In the latest case brought by Shropshire County Council's trading standards department, the stipendiary magistrate, Harry Hatchard, said he was satisfied there was reliable evidence that only children with a dietary deficiency were likely to benefit from vitamin and mineral supplements.
He was also satisfied that a significant number of potential customers could be misled into thinking that the tablets were capable of a general and widespread effect in increasing the IQ of children.
After the hearing David Walker, of Shropshire trading standards department, said: 'If this means that generalised claims that taking these supplements will increase your child's IQ are no longer used, then we will have achieved our purpose.'
A spokesman for the London- based company said it was considering an appeal.
The controversy over vitamins and IQ began four years ago.

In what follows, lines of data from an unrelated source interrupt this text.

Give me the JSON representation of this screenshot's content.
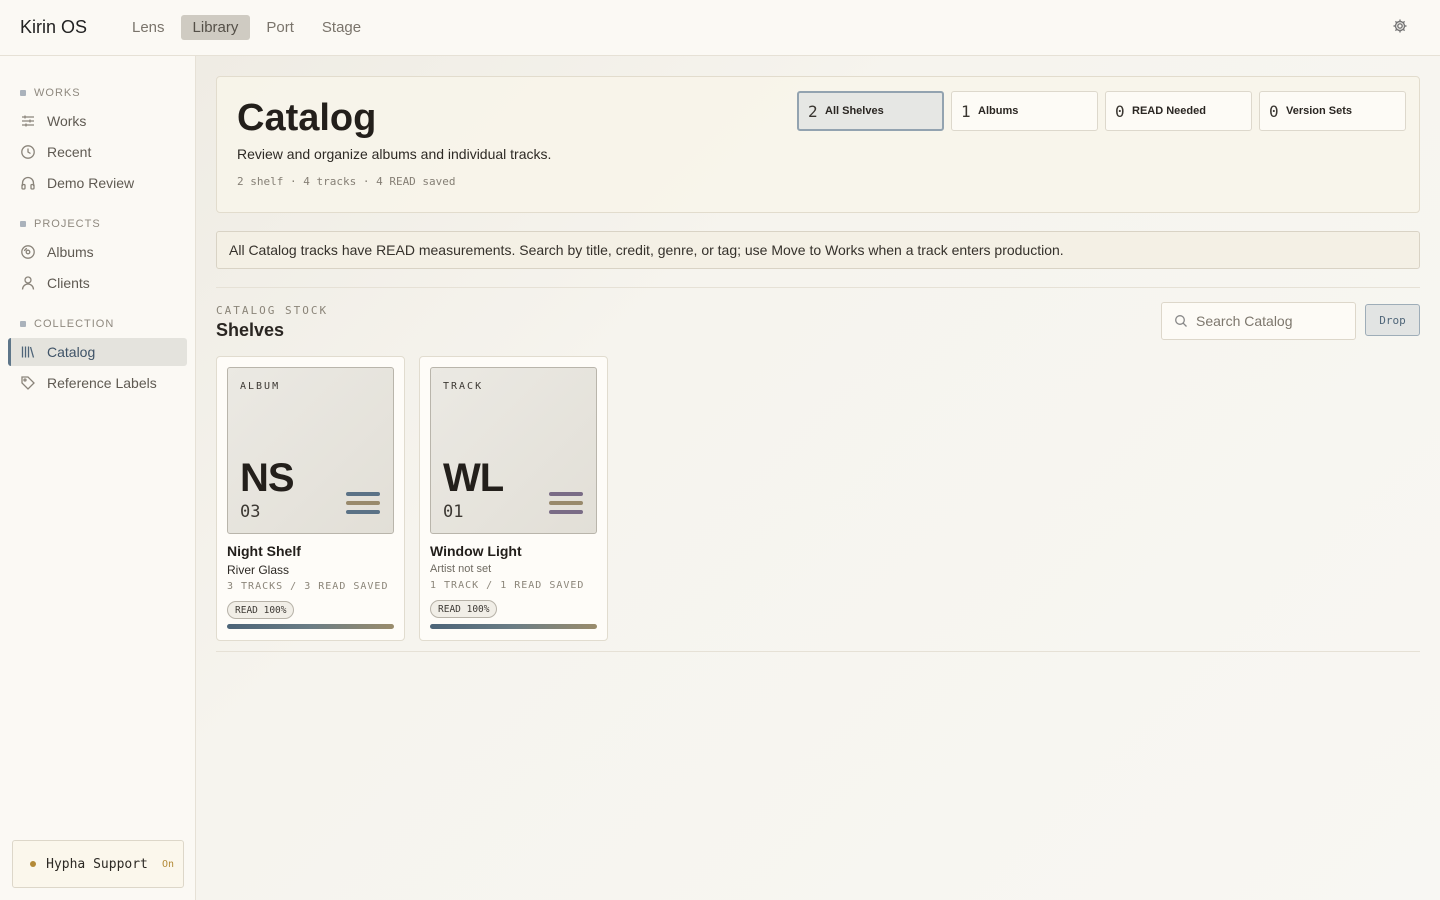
{
  "app": {
    "title": "Kirin OS"
  },
  "topnav": [
    {
      "label": "Lens",
      "active": false
    },
    {
      "label": "Library",
      "active": true
    },
    {
      "label": "Port",
      "active": false
    },
    {
      "label": "Stage",
      "active": false
    }
  ],
  "sidebar": {
    "sections": [
      {
        "title": "WORKS",
        "items": [
          {
            "label": "Works",
            "icon": "sliders-icon"
          },
          {
            "label": "Recent",
            "icon": "clock-icon"
          },
          {
            "label": "Demo Review",
            "icon": "headphones-icon"
          }
        ]
      },
      {
        "title": "PROJECTS",
        "items": [
          {
            "label": "Albums",
            "icon": "disc-icon"
          },
          {
            "label": "Clients",
            "icon": "user-icon"
          }
        ]
      },
      {
        "title": "COLLECTION",
        "items": [
          {
            "label": "Catalog",
            "icon": "library-icon",
            "active": true
          },
          {
            "label": "Reference Labels",
            "icon": "tag-icon"
          }
        ]
      }
    ],
    "support": {
      "label": "Hypha Support",
      "state": "On"
    }
  },
  "hero": {
    "title": "Catalog",
    "subtitle": "Review and organize albums and individual tracks.",
    "meta": "2 shelf · 4 tracks · 4 READ saved",
    "stats": [
      {
        "num": "2",
        "label": "All Shelves",
        "active": true
      },
      {
        "num": "1",
        "label": "Albums",
        "active": false
      },
      {
        "num": "0",
        "label": "READ Needed",
        "active": false
      },
      {
        "num": "0",
        "label": "Version Sets",
        "active": false
      }
    ]
  },
  "notice": "All Catalog tracks have READ measurements. Search by title, credit, genre, or tag; use Move to Works when a track enters production.",
  "shelves": {
    "eyebrow": "CATALOG STOCK",
    "title": "Shelves",
    "search_placeholder": "Search Catalog",
    "drop_label": "Drop",
    "cards": [
      {
        "kind": "ALBUM",
        "initials": "NS",
        "index": "03",
        "title": "Night Shelf",
        "artist": "River Glass",
        "counts": "3 TRACKS / 3 READ SAVED",
        "pill": "READ 100%",
        "read_fraction": 1.0,
        "bar_colors": [
          "#5b7286",
          "#998a6c",
          "#5b7286"
        ]
      },
      {
        "kind": "TRACK",
        "initials": "WL",
        "index": "01",
        "title": "Window Light",
        "artist": "Artist not set",
        "counts": "1 TRACK / 1 READ SAVED",
        "pill": "READ 100%",
        "read_fraction": 1.0,
        "bar_colors": [
          "#7a6c86",
          "#998a6c",
          "#7a6c86"
        ]
      }
    ]
  },
  "colors": {
    "accent": "#5e7689",
    "warm": "#b38a37",
    "background": "#faf8f2"
  }
}
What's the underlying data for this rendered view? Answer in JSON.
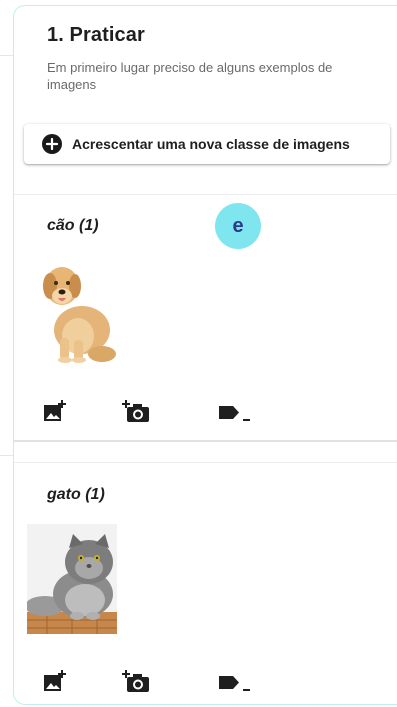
{
  "section": {
    "title": "1. Praticar",
    "subtitle": "Em primeiro lugar preciso de alguns exemplos de imagens"
  },
  "add_class_button": {
    "label": "Acrescentar uma nova classe de imagens",
    "icon": "plus-circle-icon"
  },
  "user_avatar": {
    "initial": "e",
    "color": "#7fe6ef"
  },
  "classes": [
    {
      "label": "cão (1)",
      "image": "golden-retriever-photo",
      "actions": [
        "add-image-icon",
        "camera-add-icon",
        "label-remove-icon"
      ]
    },
    {
      "label": "gato (1)",
      "image": "grey-persian-cat-photo",
      "actions": [
        "add-image-icon",
        "camera-add-icon",
        "label-remove-icon"
      ]
    }
  ],
  "colors": {
    "panel_border": "#bfeff2",
    "accent": "#7fe6ef",
    "text": "#1f1f1f",
    "muted": "#6a6a6a"
  }
}
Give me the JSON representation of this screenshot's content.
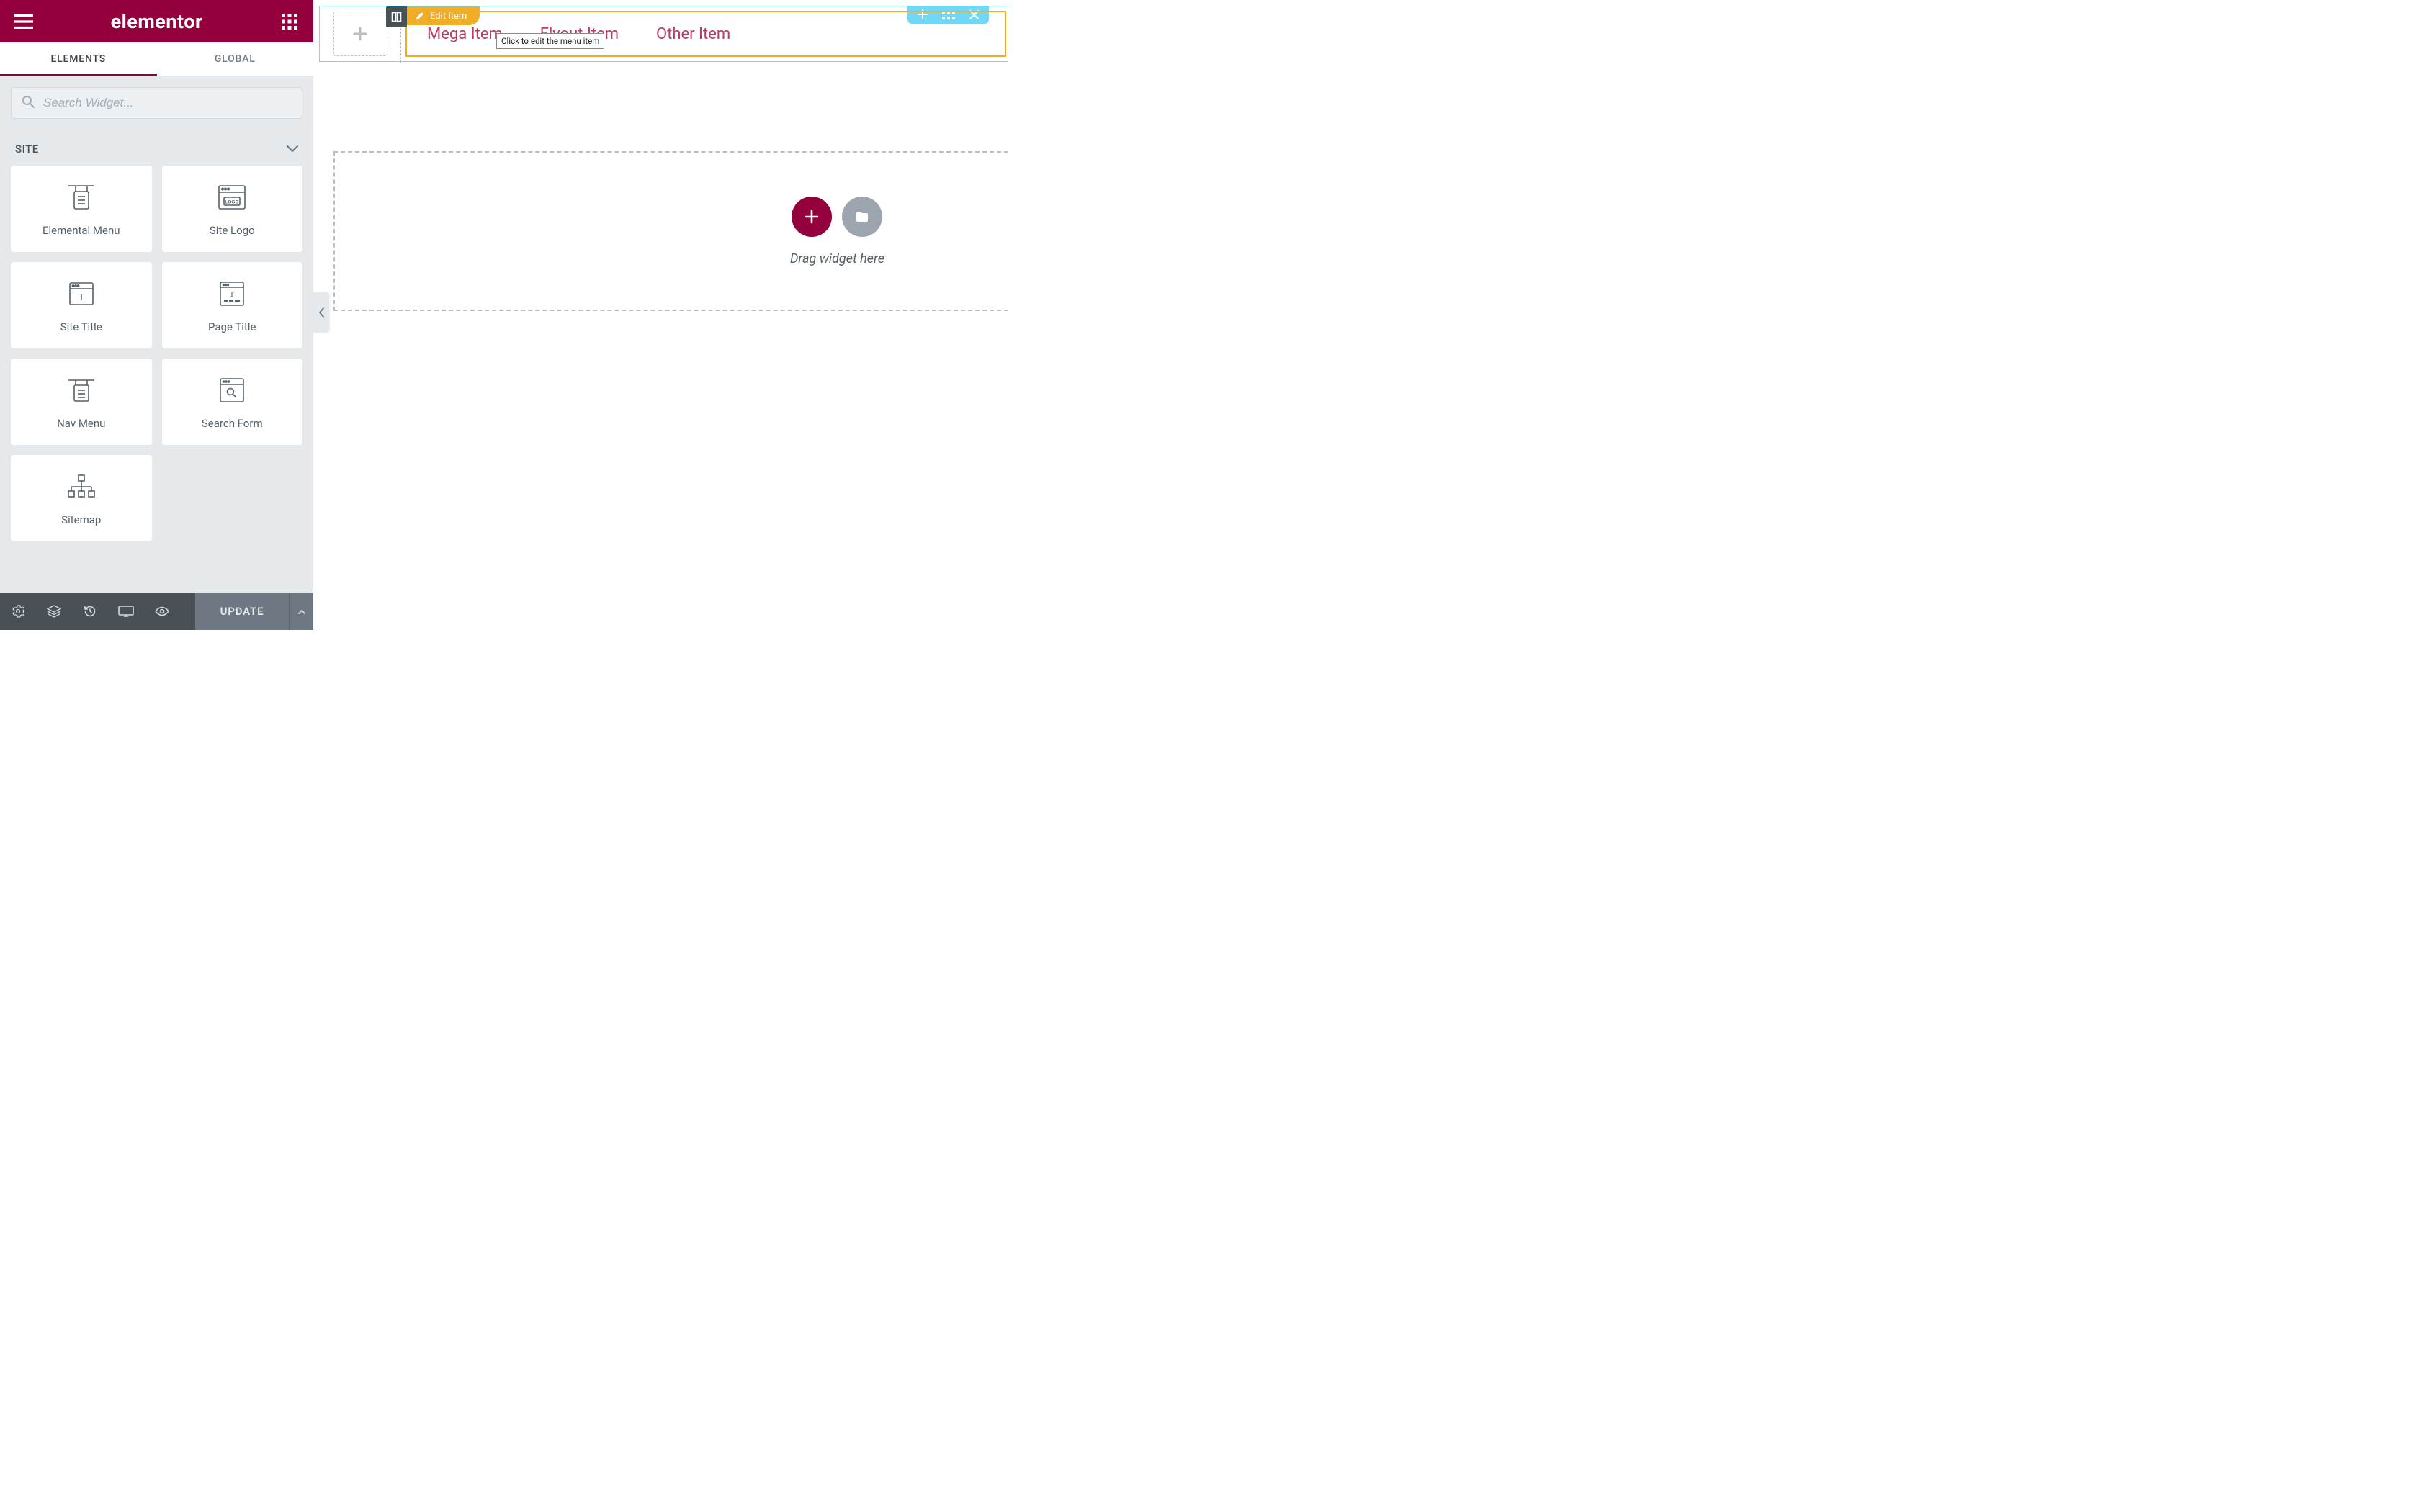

It had seemed like the answer to every parent's prayer. A daily dose would improve the intelligence of their children. Scientists said so.
It was such a simple remedy and relatively cheap. The manufacturers of health food supplements were even more enchanted by the possibilities. Sales rocketed.
Claims of the power of vitamins to improve health and intelligence have been made since the 1940s and many trials in Third World countries have attested to the benefits of treating vitamin deficiency.
The most recent arguments have involved claims and counter claims from scientists, statements from the Department of Health and the Medical Research Council and programmes on television.
In 1988, Dr David Benton, a research psychologist at the University of Wales at Swansea, published results of a study of two groups of 12 year-olds given either vitamin and mineral supplements or placebo pills. The children on the supplements did better in subsequent non-verbal reasoning tests. His work was reported in the television programme QED and the formula he used for his research was subsequently marketed at Tandem IQ. Dr Benton concluded that children who were nutritionally deficient might benefit.
His work was supported by other studies, particularly from America. Last year Professor Stephen Schoentaler, of California State University, made similar claims. His results were launched in Britain at the same time as a vitamin and mineral supplement designed for children. This work was also reported on QED.
At the same time other studies could find no benefit in children taking the supplements. These scientists did not argue that their colleagues were wrong, rather that there is insufficient evidence to make claims for improving IQ.
In 1990, David Maclean, who was minister responsible for food safety, advised parents that some claims made for the supplements were false and that taking pills was unnecessary for the majority.
But the idea that vitamins boost intelligence was far more memorable and attractive than the idea that they do not. In 1990, according to a recent edition of the Consumers' Association's Which? Way to Health, Britons spent pounds 52m on vitamin and mineral supplements.
The publication, having studied the available research, also concluded that there was no evidence that they relieved stress, increased energy or boosted intelligence.
The orthodox view is that the type of diet eaten by British children is varied enough to be entirely adequate, even if it is in some cases too heavy on burgers and crisps.
Dr Michael Nelson, lecturer in nutrition at King's College, London, who gave evidence in the Tandem IQ case said that if there was an argument for these supplements for children then it would be among the families the least able to afford them.